Exercise brief:
The reply must contain all of the records, unchanged.

*** Listed entries ***

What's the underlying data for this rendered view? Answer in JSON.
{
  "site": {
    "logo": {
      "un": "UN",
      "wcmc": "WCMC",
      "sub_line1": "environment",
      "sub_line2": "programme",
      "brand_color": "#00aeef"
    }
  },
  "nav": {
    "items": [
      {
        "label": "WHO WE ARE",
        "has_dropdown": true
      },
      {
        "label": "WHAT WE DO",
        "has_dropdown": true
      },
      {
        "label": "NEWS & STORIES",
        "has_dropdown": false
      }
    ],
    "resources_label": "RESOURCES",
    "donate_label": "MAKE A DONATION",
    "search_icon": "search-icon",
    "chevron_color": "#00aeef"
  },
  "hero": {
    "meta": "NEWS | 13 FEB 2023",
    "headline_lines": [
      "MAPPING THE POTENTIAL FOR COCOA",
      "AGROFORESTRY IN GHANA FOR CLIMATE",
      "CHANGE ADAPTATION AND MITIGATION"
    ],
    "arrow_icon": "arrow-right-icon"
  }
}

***

Solution for this problem:
What's the underlying data for this rendered view? Answer in JSON.
{
  "site": {
    "logo": {
      "un": "UN",
      "wcmc": "WCMC",
      "sub_line1": "environment",
      "sub_line2": "programme",
      "brand_color": "#00aeef"
    }
  },
  "nav": {
    "items": [
      {
        "label": "WHO WE ARE",
        "has_dropdown": true
      },
      {
        "label": "WHAT WE DO",
        "has_dropdown": true
      },
      {
        "label": "NEWS & STORIES",
        "has_dropdown": false
      }
    ],
    "resources_label": "RESOURCES",
    "donate_label": "MAKE A DONATION",
    "search_icon": "search-icon",
    "chevron_color": "#00aeef"
  },
  "hero": {
    "meta": "NEWS | 13 FEB 2023",
    "headline_lines": [
      "MAPPING THE POTENTIAL FOR COCOA",
      "AGROFORESTRY IN GHANA FOR CLIMATE",
      "CHANGE ADAPTATION AND MITIGATION"
    ],
    "arrow_icon": "arrow-right-icon"
  }
}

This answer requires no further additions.